### Try it
If a line below includes the string "actual", copy it.

═════ Dataset entries

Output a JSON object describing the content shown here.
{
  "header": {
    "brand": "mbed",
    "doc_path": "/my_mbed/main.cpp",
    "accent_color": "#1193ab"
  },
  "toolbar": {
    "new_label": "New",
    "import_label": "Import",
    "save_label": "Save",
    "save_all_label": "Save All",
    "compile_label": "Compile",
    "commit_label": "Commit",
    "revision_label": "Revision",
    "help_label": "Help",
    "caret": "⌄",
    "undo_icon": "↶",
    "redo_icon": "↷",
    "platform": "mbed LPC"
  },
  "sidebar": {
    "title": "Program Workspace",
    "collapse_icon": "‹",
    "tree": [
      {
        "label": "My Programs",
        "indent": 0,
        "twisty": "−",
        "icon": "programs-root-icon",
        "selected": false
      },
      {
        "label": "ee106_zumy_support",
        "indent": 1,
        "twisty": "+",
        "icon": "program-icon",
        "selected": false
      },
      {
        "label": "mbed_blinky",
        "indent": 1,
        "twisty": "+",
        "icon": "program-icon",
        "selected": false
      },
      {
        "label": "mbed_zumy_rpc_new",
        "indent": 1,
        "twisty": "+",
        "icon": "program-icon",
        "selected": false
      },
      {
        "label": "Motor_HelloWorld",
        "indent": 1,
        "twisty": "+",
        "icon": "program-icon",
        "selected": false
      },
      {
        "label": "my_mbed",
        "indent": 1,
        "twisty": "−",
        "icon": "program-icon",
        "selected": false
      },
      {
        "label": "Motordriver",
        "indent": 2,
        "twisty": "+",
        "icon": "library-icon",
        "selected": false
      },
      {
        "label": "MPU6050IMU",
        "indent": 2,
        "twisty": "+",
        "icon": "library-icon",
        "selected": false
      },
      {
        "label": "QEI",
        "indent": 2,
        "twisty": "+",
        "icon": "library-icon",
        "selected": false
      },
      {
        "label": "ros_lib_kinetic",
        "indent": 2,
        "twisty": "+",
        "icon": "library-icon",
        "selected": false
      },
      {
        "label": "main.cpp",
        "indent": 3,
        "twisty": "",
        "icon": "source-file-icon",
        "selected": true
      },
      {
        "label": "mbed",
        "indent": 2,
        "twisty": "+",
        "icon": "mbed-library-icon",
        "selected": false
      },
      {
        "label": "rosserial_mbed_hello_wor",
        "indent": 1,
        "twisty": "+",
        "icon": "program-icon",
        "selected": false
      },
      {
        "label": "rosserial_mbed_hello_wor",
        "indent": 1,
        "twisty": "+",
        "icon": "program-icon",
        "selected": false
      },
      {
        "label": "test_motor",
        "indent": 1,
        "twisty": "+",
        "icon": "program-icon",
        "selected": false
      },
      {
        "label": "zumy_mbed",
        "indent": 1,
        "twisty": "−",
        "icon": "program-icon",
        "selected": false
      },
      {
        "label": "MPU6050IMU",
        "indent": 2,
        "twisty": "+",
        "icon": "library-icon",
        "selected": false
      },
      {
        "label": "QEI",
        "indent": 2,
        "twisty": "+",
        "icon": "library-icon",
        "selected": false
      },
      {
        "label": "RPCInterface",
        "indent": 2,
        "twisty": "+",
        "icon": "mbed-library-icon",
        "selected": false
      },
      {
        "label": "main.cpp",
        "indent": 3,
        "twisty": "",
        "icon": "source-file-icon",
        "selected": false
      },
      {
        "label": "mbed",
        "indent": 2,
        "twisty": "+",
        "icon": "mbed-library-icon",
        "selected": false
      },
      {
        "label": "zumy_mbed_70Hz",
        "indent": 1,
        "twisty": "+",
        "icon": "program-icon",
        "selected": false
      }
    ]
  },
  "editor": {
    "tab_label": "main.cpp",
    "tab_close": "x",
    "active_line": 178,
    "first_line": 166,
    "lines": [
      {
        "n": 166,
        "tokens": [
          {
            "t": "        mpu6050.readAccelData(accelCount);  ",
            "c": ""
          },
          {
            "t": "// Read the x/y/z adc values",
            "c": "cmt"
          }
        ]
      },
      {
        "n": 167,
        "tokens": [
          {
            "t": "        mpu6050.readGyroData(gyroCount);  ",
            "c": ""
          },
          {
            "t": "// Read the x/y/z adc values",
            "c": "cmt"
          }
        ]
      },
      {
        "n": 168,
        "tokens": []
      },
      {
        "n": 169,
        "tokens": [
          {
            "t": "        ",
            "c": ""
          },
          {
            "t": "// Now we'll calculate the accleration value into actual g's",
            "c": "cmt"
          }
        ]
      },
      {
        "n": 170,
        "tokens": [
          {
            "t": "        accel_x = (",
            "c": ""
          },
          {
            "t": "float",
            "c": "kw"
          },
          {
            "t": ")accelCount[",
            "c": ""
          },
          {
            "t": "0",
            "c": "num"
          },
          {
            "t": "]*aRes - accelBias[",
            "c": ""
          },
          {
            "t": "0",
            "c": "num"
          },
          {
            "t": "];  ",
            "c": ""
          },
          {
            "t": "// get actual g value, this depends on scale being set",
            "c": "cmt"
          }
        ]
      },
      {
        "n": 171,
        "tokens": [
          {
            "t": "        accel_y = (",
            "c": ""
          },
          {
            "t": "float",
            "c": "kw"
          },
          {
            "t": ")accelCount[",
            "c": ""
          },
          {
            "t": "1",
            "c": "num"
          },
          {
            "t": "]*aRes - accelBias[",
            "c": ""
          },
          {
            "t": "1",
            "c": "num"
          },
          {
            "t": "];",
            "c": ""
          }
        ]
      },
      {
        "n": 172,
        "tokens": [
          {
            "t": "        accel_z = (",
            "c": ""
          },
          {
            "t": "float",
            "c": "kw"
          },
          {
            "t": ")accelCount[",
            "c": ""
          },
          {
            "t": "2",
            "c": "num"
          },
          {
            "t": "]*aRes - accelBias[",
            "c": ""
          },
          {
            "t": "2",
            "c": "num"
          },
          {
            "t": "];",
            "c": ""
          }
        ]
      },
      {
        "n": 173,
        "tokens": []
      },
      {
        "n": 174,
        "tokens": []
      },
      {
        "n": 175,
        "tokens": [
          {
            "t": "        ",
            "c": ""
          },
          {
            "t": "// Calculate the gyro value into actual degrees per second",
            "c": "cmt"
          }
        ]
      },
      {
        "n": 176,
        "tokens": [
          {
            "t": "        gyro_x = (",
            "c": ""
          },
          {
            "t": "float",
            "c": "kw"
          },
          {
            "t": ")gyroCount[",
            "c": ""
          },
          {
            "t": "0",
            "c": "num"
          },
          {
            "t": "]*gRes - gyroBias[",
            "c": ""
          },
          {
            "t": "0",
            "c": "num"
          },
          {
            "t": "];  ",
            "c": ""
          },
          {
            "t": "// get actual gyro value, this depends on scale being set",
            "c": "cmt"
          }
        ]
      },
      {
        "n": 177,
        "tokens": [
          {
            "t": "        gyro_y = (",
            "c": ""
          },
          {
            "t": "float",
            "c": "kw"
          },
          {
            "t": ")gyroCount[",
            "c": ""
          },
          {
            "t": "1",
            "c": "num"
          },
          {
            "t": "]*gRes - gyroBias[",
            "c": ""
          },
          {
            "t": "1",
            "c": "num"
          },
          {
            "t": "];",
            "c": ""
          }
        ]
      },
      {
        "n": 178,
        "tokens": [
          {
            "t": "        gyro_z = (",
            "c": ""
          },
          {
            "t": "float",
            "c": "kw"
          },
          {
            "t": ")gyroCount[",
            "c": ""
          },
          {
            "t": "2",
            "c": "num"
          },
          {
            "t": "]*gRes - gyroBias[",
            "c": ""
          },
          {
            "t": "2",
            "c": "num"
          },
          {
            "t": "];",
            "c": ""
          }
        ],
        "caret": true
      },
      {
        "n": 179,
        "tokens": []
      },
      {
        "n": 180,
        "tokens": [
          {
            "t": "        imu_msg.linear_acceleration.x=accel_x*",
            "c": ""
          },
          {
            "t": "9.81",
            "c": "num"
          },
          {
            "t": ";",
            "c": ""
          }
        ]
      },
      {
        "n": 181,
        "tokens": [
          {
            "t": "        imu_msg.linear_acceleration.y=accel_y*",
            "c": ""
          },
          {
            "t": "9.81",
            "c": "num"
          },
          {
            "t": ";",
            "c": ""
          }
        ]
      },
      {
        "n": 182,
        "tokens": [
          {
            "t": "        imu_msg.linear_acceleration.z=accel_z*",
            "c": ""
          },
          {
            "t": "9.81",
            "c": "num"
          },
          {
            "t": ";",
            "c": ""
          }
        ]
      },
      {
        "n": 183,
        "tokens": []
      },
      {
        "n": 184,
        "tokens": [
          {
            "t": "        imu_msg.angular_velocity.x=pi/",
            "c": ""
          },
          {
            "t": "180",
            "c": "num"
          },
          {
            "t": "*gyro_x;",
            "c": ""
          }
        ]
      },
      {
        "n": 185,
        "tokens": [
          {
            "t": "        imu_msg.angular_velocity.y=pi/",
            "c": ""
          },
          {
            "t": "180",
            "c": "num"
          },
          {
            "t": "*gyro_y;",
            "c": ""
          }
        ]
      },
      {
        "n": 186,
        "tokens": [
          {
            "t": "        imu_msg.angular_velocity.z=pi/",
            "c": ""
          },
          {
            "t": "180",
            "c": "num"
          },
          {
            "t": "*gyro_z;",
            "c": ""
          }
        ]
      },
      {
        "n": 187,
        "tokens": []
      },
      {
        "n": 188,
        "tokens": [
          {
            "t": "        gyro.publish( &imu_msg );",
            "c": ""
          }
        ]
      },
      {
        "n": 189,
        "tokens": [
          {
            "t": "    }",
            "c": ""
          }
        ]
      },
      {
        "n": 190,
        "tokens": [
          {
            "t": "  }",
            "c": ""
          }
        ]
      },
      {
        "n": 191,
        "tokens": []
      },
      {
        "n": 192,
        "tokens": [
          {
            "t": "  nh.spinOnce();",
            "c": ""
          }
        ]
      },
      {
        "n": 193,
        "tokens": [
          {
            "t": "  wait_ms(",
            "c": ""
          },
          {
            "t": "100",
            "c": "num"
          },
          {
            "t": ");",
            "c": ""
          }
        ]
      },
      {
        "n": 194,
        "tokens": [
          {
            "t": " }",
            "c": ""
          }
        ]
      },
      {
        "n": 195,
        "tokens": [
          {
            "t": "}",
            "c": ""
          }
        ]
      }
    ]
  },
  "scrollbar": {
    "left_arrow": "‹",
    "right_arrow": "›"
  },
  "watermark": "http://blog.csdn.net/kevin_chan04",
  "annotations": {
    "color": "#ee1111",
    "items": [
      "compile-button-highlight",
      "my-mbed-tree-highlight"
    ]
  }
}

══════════

### Exercise answer
            "t": "// Now we'll calculate the accleration value into actual g's",
            "t": "// get actual g value, this depends on scale being set",
            "t": "// Calculate the gyro value into actual degrees per second",
            "t": "// get actual gyro value, this depends on scale being set",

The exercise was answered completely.